* _Data items_:
- - -
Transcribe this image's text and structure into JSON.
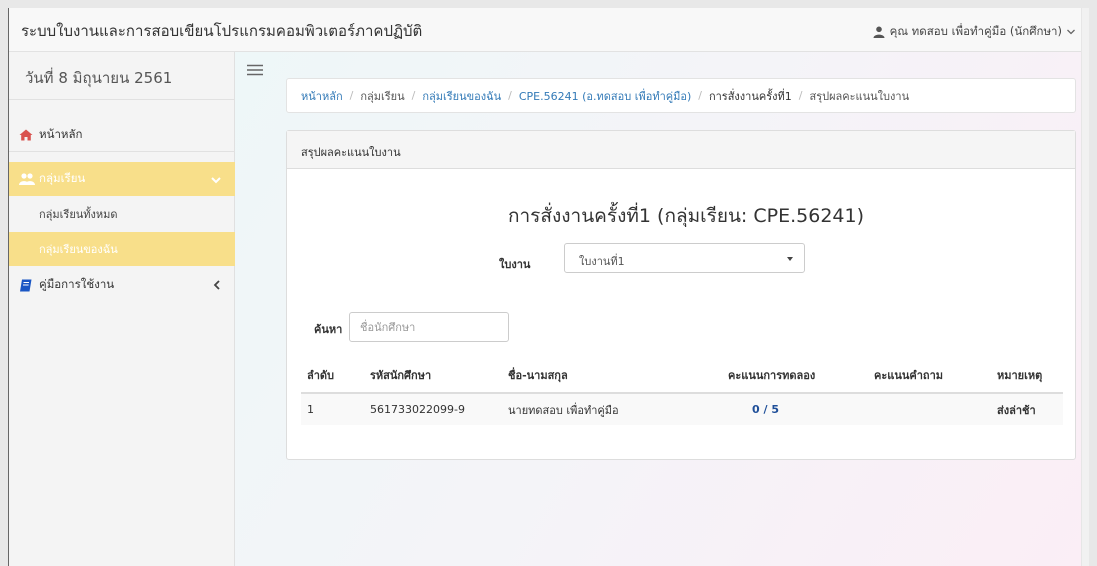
{
  "header": {
    "title": "ระบบใบงานและการสอบเขียนโปรแกรมคอมพิวเตอร์ภาคปฏิบัติ",
    "user": "คุณ ทดสอบ เพื่อทำคู่มือ (นักศึกษา)",
    "user_icon": "user-icon",
    "dropdown_icon": "caret-down-icon"
  },
  "sidebar": {
    "date": "วันที่ 8 มิถุนายน 2561",
    "items": [
      {
        "label": "หน้าหลัก",
        "icon": "home-icon"
      },
      {
        "label": "กลุ่มเรียน",
        "icon": "users-icon"
      },
      {
        "label": "กลุ่มเรียนทั้งหมด"
      },
      {
        "label": "กลุ่มเรียนของฉัน"
      },
      {
        "label": "คู่มือการใช้งาน",
        "icon": "book-icon"
      }
    ]
  },
  "breadcrumb": {
    "items": [
      "หน้าหลัก",
      "กลุ่มเรียน",
      "กลุ่มเรียนของฉัน",
      "CPE.56241 (อ.ทดสอบ เพื่อทำคู่มือ)",
      "การสั่งงานครั้งที่1",
      "สรุปผลคะแนนใบงาน"
    ]
  },
  "panel": {
    "heading": "สรุปผลคะแนนใบงาน",
    "title": "การสั่งงานครั้งที่1 (กลุ่มเรียน: CPE.56241)",
    "sheet_label": "ใบงาน",
    "sheet_selected": "ใบงานที่1",
    "search_label": "ค้นหา",
    "search_placeholder": "ชื่อนักศึกษา"
  },
  "table": {
    "headers": [
      "ลำดับ",
      "รหัสนักศึกษา",
      "ชื่อ-นามสกุล",
      "คะแนนการทดลอง",
      "คะแนนคำถาม",
      "หมายเหตุ"
    ],
    "rows": [
      {
        "no": "1",
        "student_id": "561733022099-9",
        "name": "นายทดสอบ เพื่อทำคู่มือ",
        "lab_score": "0",
        "lab_total": "5",
        "question_score": "",
        "remark": "ส่งล่าช้า"
      }
    ]
  },
  "colors": {
    "accent_yellow": "#f8df8a",
    "link_blue": "#337ab7",
    "late_red": "#e00000",
    "home_red": "#d9534f",
    "book_blue": "#1a56c4"
  }
}
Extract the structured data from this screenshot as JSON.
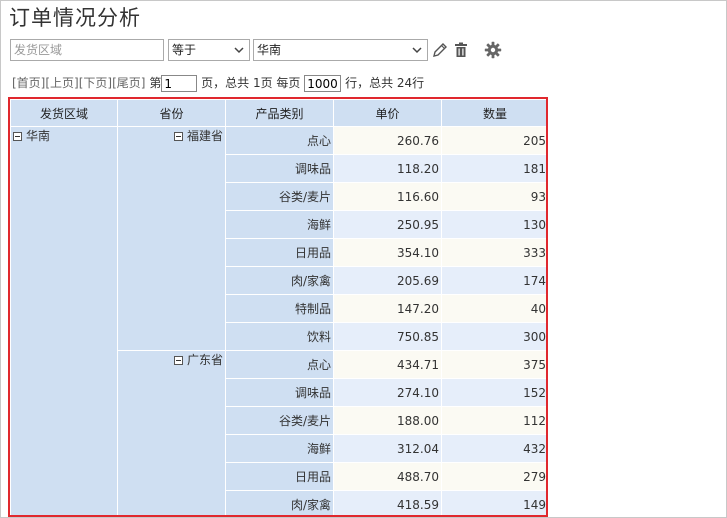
{
  "title": "订单情况分析",
  "filter": {
    "field_placeholder": "发货区域",
    "operator": "等于",
    "value": "华南"
  },
  "icons": {
    "edit": "pencil-icon",
    "delete": "trash-icon",
    "settings": "gear-icon"
  },
  "pager": {
    "first": "[首页]",
    "prev": "[上页]",
    "next": "[下页]",
    "last": "[尾页]",
    "page_prefix": "第",
    "page": "1",
    "page_suffix": "页，总共 1页 每页",
    "per_page": "1000",
    "total_text": "行，总共 24行"
  },
  "table": {
    "headers": [
      "发货区域",
      "省份",
      "产品类别",
      "单价",
      "数量"
    ],
    "region": "华南",
    "provinces": [
      {
        "name": "福建省",
        "rows": [
          {
            "category": "点心",
            "price": "260.76",
            "qty": "205"
          },
          {
            "category": "调味品",
            "price": "118.20",
            "qty": "181"
          },
          {
            "category": "谷类/麦片",
            "price": "116.60",
            "qty": "93"
          },
          {
            "category": "海鲜",
            "price": "250.95",
            "qty": "130"
          },
          {
            "category": "日用品",
            "price": "354.10",
            "qty": "333"
          },
          {
            "category": "肉/家禽",
            "price": "205.69",
            "qty": "174"
          },
          {
            "category": "特制品",
            "price": "147.20",
            "qty": "40"
          },
          {
            "category": "饮料",
            "price": "750.85",
            "qty": "300"
          }
        ]
      },
      {
        "name": "广东省",
        "rows": [
          {
            "category": "点心",
            "price": "434.71",
            "qty": "375"
          },
          {
            "category": "调味品",
            "price": "274.10",
            "qty": "152"
          },
          {
            "category": "谷类/麦片",
            "price": "188.00",
            "qty": "112"
          },
          {
            "category": "海鲜",
            "price": "312.04",
            "qty": "432"
          },
          {
            "category": "日用品",
            "price": "488.70",
            "qty": "279"
          },
          {
            "category": "肉/家禽",
            "price": "418.59",
            "qty": "149"
          }
        ]
      }
    ]
  }
}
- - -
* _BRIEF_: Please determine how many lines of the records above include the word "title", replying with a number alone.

* _THE COMPLETED TASK_: 3